A new study has linked inadequate sleep to mental health complications in young people. The research reveals that sleep deprivation may compromise the emotional well-being of children.
Study lead author Dr. Candice Alfano is a professor of Psychology at the University of Houston and the director of the Sleep and Anxiety Center of Houston.
“After sleep restriction, we observed changes in the way children experience, regulate and express their emotions,” said Dr. Alfano. “But, somewhat to our surprise, the most significant alterations were found in response to positive rather than negative emotional stimuli.”
A growing collection of research shows that sleep deprivation can damage emotional health, yet there has been a lack of experimental studies to investigate this correlation in children.
For the current study, Dr. Alfano and her team assessed 53 children between the ages of 7 and 11 using a variety of methods. The children participated in two emotional assessments – one following a night of healthy sleep and one following two nights of extremely restricted sleep.
The children viewed a range of pictures and movie clips to evoke both positive and negative emotions. The researchers recorded how the children responded on multiple levels, including their facial expressions.
The team also collected respiratory sinus arrhythmias, an indicator of cardiac-linked emotion regulation, for a more objective approach.
“Studies based on subjective reports of emotion are critically important, but they don’t tell us much about the specific mechanisms through which insufficient sleep elevates children’s psychiatric risk.”
According to Dr. Alfano, the findings may provide a new understanding of how poor sleep can “spill over” into children’s everyday social and emotional lives.
“The experience and expression of positive emotions are essential for children’s friendships, healthy social interactions and effective coping. Our findings might explain why children who sleep less on average have more peer-related problems,” said Dr. Alfano.
The study also showed that the emotional impacts of sleep loss were not consistent among the children. In particular, children with pre-existing anxiety symptoms exhibited the most dramatic emotional responses to sleep deprivation.

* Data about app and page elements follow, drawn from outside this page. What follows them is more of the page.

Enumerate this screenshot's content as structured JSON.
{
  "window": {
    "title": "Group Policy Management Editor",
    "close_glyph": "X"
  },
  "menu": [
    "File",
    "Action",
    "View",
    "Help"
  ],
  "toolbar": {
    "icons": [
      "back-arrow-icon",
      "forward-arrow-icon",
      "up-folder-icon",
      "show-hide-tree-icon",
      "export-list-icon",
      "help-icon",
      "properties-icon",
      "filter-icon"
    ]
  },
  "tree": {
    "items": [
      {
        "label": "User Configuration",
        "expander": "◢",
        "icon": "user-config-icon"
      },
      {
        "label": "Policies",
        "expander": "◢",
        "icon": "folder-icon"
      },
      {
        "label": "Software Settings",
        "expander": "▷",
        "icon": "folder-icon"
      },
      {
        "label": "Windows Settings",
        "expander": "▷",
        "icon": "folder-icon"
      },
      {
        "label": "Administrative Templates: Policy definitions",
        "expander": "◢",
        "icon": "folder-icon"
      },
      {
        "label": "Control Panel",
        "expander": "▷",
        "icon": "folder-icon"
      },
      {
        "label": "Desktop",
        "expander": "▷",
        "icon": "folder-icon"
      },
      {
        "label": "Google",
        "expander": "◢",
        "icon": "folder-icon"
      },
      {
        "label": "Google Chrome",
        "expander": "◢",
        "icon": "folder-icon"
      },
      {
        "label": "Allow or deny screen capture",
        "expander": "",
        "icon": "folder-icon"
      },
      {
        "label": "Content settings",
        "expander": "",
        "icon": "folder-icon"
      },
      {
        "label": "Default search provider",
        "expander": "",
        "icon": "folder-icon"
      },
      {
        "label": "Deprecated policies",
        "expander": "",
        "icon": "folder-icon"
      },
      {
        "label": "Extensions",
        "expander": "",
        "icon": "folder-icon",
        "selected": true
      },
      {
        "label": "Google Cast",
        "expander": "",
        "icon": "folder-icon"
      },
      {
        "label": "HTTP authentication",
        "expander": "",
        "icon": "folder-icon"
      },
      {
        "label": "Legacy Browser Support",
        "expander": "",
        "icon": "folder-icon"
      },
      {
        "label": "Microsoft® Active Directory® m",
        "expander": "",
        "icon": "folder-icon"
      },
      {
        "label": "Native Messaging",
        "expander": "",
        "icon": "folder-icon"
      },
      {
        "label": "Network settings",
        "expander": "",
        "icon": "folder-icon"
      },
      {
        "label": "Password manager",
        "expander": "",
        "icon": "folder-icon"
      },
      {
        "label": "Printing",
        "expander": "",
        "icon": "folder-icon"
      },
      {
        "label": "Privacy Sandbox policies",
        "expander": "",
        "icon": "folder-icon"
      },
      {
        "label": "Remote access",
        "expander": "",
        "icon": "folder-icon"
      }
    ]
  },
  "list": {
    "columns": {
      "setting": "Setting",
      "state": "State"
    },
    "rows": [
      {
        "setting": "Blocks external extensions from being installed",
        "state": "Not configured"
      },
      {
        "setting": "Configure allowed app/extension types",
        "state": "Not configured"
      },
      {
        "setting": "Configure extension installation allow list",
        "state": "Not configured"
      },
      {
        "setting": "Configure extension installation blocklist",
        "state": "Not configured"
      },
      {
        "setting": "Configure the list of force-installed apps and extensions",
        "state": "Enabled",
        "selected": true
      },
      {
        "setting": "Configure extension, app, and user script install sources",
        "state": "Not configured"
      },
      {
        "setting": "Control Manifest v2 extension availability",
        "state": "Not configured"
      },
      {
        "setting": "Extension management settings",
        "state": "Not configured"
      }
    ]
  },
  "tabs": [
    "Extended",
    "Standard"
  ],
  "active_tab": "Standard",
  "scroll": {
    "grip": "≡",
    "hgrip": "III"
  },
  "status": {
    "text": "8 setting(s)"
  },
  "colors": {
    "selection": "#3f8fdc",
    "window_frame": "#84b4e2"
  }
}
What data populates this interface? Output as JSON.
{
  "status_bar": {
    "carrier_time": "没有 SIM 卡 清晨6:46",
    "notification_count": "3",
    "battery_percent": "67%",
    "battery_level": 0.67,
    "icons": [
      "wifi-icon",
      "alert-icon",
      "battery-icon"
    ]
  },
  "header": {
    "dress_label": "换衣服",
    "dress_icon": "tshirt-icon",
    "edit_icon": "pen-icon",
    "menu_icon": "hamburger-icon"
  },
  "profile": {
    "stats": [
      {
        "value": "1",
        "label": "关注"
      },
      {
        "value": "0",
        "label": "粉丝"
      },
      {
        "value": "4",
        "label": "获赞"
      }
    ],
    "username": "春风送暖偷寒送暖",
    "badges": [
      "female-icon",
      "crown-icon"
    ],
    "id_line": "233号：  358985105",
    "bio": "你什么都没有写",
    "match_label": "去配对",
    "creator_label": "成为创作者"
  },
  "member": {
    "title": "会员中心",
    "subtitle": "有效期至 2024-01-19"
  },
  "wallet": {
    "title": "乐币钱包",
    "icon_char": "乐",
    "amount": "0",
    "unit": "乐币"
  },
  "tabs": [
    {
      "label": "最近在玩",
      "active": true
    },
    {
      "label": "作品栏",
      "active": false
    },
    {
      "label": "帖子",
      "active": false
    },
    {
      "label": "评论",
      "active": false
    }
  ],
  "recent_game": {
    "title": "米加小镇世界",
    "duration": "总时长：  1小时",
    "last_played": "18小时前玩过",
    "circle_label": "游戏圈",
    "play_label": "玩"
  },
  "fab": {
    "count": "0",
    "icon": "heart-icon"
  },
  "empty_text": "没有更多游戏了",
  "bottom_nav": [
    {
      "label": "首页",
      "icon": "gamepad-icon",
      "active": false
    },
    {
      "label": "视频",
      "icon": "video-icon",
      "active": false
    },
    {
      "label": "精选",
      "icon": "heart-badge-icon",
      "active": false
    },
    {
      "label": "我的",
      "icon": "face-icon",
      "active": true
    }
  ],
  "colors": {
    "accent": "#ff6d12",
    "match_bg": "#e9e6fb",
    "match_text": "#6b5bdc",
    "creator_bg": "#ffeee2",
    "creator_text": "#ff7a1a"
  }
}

Dr. Alfano said the results highlight a need to prioritize healthy sleep habits in emotionally vulnerable children.
The study is published in the Journal of Child Psychology and Psychiatry.